▶ **Exercise goal**: Retype the entries below exactly, and keep every picture out of your version.

▶ **Input**:
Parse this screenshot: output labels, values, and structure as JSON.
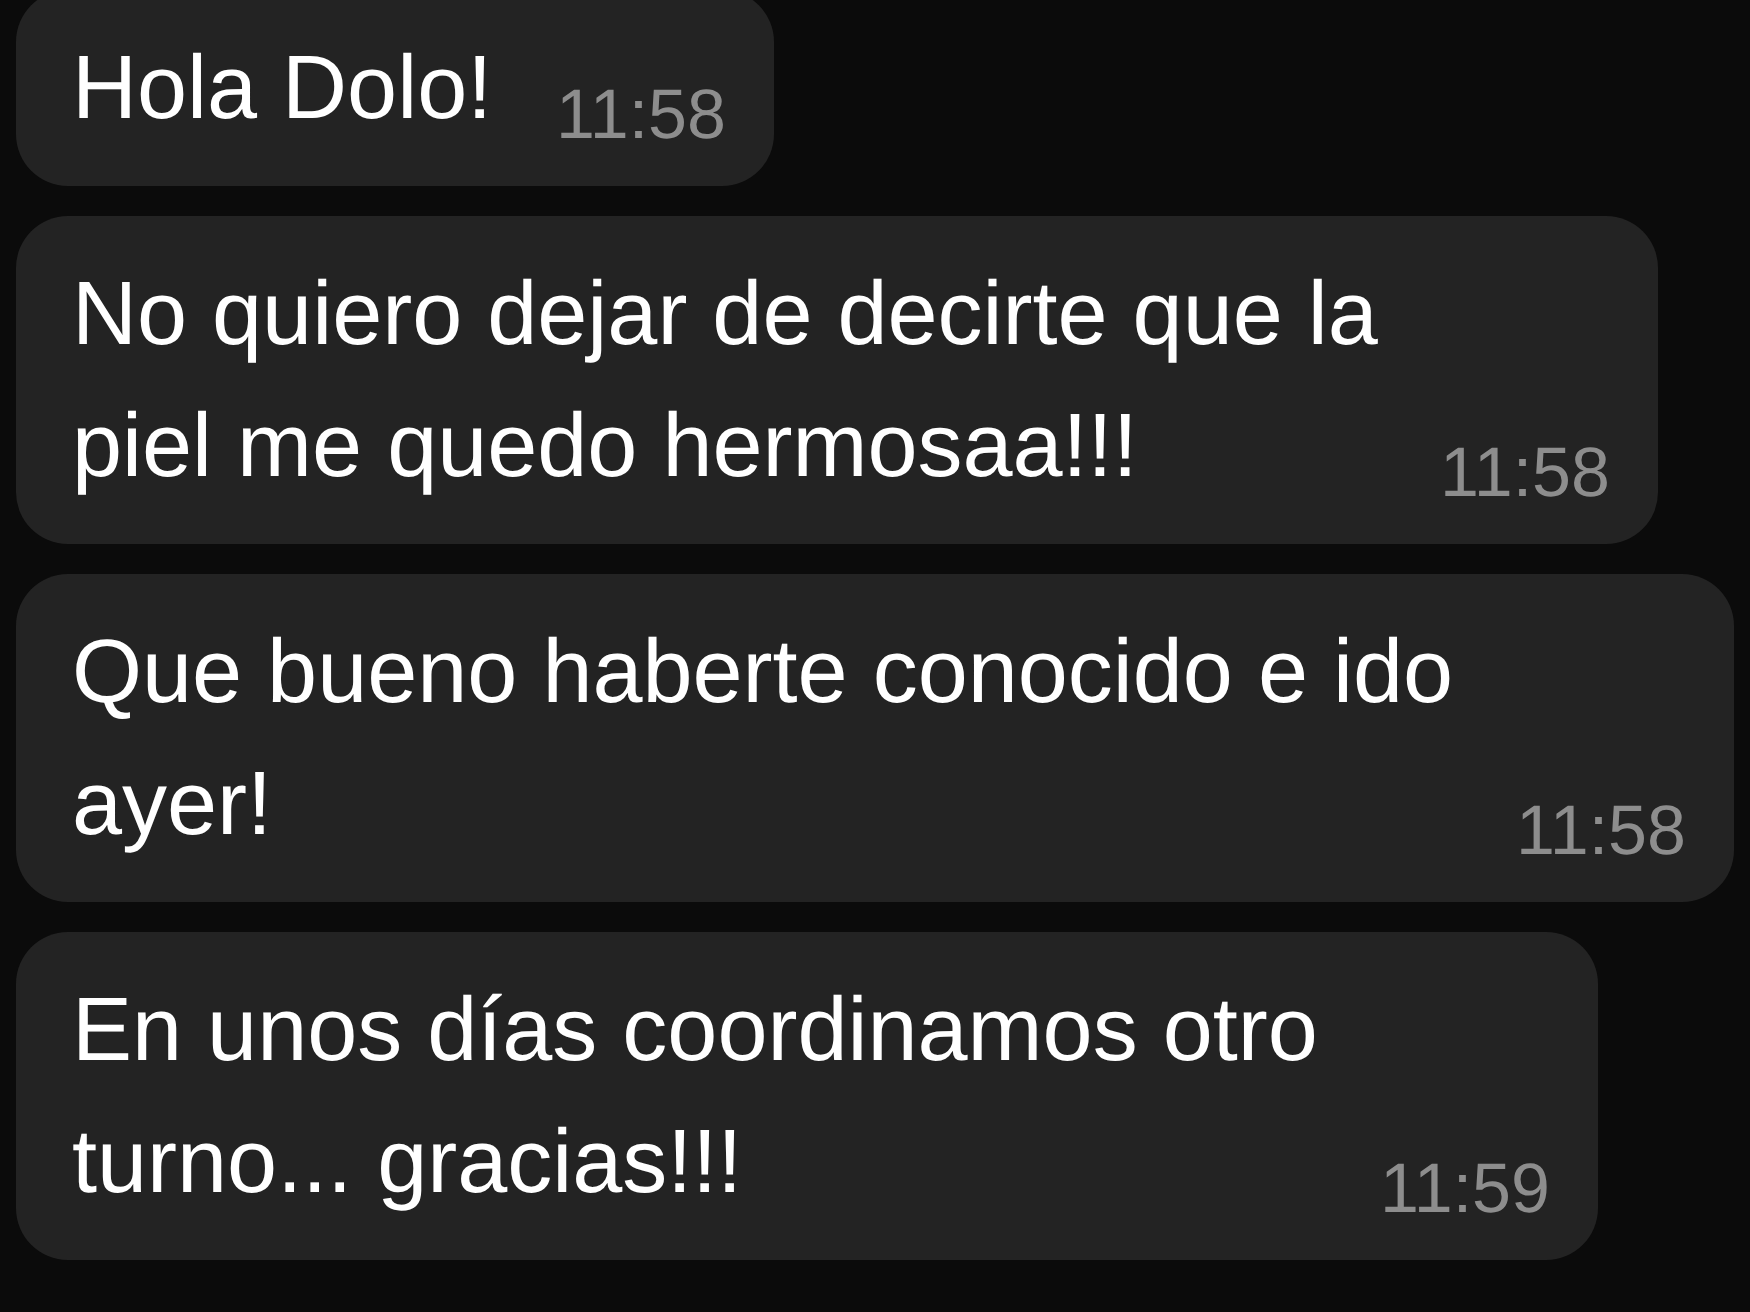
{
  "messages": [
    {
      "text": "Hola Dolo!",
      "time": "11:58"
    },
    {
      "text": "No quiero dejar de decirte que la piel me quedo hermosaa!!!",
      "time": "11:58"
    },
    {
      "text": "Que bueno haberte conocido e ido ayer!",
      "time": "11:58"
    },
    {
      "text": "En unos días coordinamos otro turno... gracias!!!",
      "time": "11:59"
    }
  ]
}
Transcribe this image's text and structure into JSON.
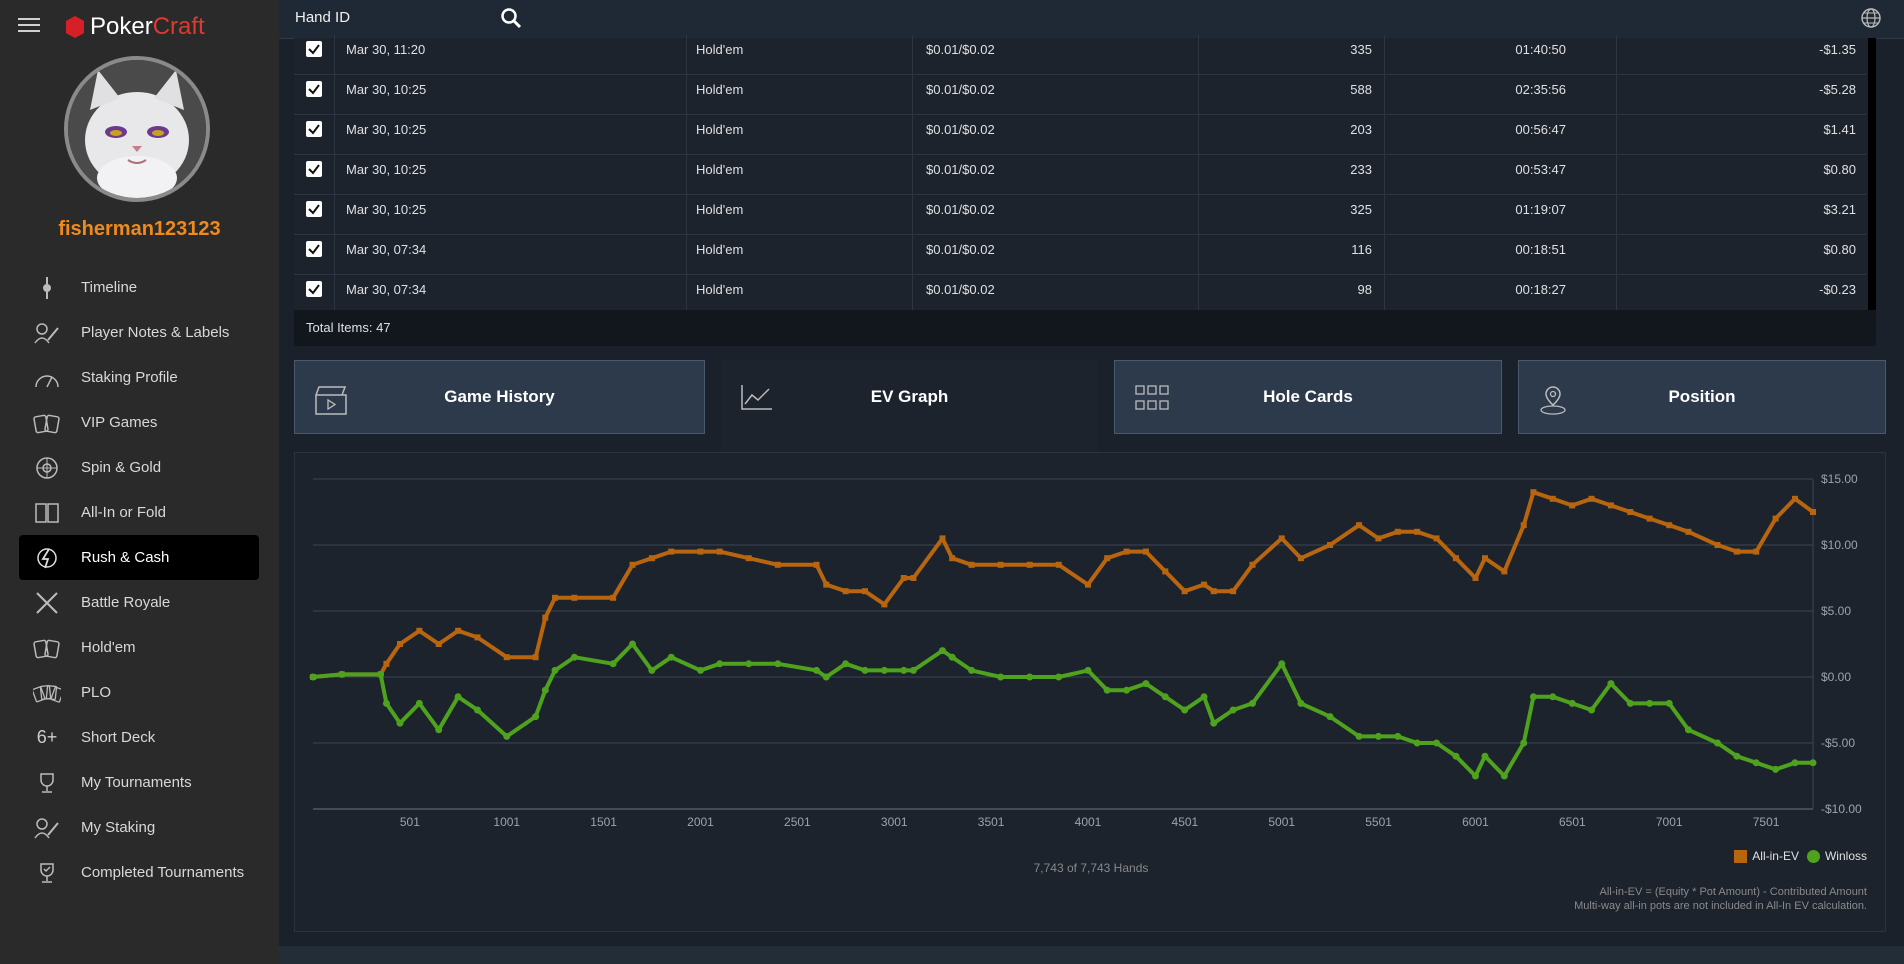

▶ **Response**:
Parse this screenshot: output labels, values, and structure as JSON.
{
  "messages": [
    {
      "text": "Hola Dolo!",
      "time": "11:58"
    },
    {
      "text": "No quiero dejar de decirte que la piel me quedo hermosaa!!!",
      "time": "11:58"
    },
    {
      "text": "Que bueno haberte conocido e ido ayer!",
      "time": "11:58"
    },
    {
      "text": "En unos días coordinamos otro turno... gracias!!!",
      "time": "11:59"
    }
  ]
}
Transcribe this image's text and structure into JSON.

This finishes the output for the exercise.